Weaving outwards from a centripetal force of biographical stances, this book presents the collective perspectives of literacy researchers from Brunei, China, Hong Kong, Malaysia, Singapore, the Philippines and Taiwan. It represents the first all-Asian initiative to showcase the region’s post-colonial, multilingual and multicultural narratives of literacy education.

Corporate Finance cover
Brindha Gunasingham (Fitzwilliam 1991), John Graham, Chris Adam,

Corporate Finance, 3rd Asia-Pacific Edition, offers a dynamic, modern and practical approach that illustrates how financial management really works and helps prepare you for a career in finance. It features up-to-date content including a focus on ethics in finance, following the Australian Royal Commission into Misconduct in the Banking, Superannuation and Financial Services Industry.

Future Perfect cover
Felicia Yap (Sidney Sussex 2003)

What if today was your last day...

A bomb has exploded during a fashion show, killing a beautiful model on the catwalk. The murderer is still at large... and he may strike again. Yet this is the least of Police Commissioner Christian Verger's worries. His fiancée Viola has left him. He has to keep his tumultuous past a secret. To make things worse, his voice assistant Alexa is 99.74% sure he will die tomorrow.

Natural escapes – Ticino cover
Iwona Eberle (Newnham 1986)

For people of all ages who love to explore, swim and enjoy the outdoors – this book is a guide to spectacular locations on and in the water in the Swiss canton of Ticino, including many that almost nobody knows about.

Geology for Walkers cover
Steve Peacock (Corpus Christi 1975)

Written by a geologist and fellow walker, this book is for the outdoor enthusiast curious to learn more about, and develop a deeper appreciation for, the story behind the geology around them.

Constructed as a 'companion for the scientifically curious' - rather than as a textbook - Geology for Walkers is written in clear language and is packed with bold, colourful illustrations to convey the geological concepts at work.

Meet Me In Another Life cover
Catriona Silvey (Corpus Christi 2003)

Thora and Santi have met before…

Under the clocktower in central Cologne, with nothing but the stars above and their futures ahead.

They will meet again…

They don’t know it yet, but they’ll meet again: in numerous lives they will become friends, colleagues, lovers, enemies – meeting over and over for the first time, every time; each coming to know every version of the other.

Only they can make sure it’s not for the last time.

Science and Development cover
Dr David Gosling (Fitzwilliam 1963)

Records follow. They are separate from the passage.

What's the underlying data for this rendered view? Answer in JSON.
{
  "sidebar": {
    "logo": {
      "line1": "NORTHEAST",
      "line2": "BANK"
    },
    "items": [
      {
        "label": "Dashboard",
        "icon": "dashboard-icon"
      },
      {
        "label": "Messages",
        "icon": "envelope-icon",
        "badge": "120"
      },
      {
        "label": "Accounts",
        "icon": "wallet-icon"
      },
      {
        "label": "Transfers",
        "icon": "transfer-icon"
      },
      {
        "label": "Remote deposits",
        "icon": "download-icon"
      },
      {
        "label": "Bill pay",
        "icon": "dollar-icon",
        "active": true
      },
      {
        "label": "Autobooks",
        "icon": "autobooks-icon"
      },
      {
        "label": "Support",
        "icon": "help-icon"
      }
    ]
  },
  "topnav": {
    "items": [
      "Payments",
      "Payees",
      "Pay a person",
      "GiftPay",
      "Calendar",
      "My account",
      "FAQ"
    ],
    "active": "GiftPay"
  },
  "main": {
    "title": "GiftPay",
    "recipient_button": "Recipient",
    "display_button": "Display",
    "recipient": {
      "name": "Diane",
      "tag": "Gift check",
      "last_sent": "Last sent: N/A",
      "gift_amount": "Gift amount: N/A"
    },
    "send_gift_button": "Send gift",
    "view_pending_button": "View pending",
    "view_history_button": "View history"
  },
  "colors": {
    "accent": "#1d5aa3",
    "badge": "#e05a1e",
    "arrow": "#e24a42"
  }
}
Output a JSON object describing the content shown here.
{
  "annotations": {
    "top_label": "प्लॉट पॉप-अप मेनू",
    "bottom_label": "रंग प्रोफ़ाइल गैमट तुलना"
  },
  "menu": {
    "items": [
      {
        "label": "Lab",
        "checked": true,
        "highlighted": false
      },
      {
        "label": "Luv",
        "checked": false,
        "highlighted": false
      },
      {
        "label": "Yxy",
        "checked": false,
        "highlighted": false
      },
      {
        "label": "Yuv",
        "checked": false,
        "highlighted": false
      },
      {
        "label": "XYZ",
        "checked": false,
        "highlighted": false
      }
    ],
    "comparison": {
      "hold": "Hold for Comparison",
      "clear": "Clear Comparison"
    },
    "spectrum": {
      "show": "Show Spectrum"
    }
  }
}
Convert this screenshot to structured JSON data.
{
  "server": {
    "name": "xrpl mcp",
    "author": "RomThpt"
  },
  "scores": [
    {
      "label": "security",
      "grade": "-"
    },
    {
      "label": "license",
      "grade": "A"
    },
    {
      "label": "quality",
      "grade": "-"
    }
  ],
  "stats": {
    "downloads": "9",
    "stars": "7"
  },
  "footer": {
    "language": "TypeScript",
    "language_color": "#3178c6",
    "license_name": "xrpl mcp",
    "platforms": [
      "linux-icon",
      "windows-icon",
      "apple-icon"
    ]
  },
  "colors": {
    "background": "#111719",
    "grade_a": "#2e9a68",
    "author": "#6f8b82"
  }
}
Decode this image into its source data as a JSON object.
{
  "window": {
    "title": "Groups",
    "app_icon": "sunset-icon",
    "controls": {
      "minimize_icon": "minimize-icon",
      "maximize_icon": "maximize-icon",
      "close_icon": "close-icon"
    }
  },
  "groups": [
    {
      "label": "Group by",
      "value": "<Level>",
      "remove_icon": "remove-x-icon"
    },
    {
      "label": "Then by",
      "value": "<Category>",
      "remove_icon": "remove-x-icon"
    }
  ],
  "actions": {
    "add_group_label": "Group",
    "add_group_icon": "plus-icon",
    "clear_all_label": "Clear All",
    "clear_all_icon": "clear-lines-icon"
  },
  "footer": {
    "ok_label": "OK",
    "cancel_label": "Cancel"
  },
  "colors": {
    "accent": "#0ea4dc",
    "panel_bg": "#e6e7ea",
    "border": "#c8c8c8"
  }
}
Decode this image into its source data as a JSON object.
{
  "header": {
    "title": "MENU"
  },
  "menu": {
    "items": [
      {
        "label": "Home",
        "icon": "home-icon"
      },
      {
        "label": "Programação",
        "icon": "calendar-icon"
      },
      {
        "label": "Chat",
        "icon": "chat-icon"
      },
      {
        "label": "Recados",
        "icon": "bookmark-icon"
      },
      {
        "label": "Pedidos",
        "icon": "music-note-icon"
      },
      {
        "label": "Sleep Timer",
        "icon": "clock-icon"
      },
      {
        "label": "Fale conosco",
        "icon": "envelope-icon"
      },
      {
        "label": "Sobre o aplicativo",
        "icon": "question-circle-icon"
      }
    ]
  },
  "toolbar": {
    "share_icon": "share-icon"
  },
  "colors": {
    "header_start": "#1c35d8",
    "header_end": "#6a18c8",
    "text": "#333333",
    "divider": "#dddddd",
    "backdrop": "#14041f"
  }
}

Dr David L. Gosling, Life Member and the first Spalding Fellow of Clare Hall, is the author of a new book titled Science and Development in Thai and South Asian Buddhism (Routledge, 2020). The book considers the role of Thai Buddhist religious people in development within Thailand. It discusses how Thai Buddhism has evolved philosophically and in its organisation to allow this, examines various examples of Buddhist people's engagement in development projects, and assesses how the situation is likely to unfold going forward.

HOWUL cover
David Shannon (Trinity 1975)

People in Blanow think that books are dangerous: they fill your head with drivel, make poor firewood and cannot be eaten (even in an emergency).
This book is about Howul. He sees things differently: fires are dangerous; people are dangerous; books are just books.
Howul secretly writes down what goes on around him in Blanow. How its people treat foreigners, treat his daughter, treat him. None of it is pretty. Worse still, everything here keeps trying to kill him: rats, snakes, diseases, roof slates, the weather, the sea.

English Grammar cover
Michael McCarthy (Downing 1966)

A step-by-step introduction to English grammar and brief, non-technical discussions of important grammatical theories and public and political debates in the English-speaking world. Suitable for first-year undergraduates but also for anyone who did not study English grammar at school, particularly the 'lost generation' of the 1960s to the 1990s.

Einstein's Fridge cover
Paul Sen (Downing 1980)

A compulsively readable account of the extraordinary people, battling internal demons and external adversaries, who discovered the laws of thermodynamics and the science of heat, and brought about a scientific revolution.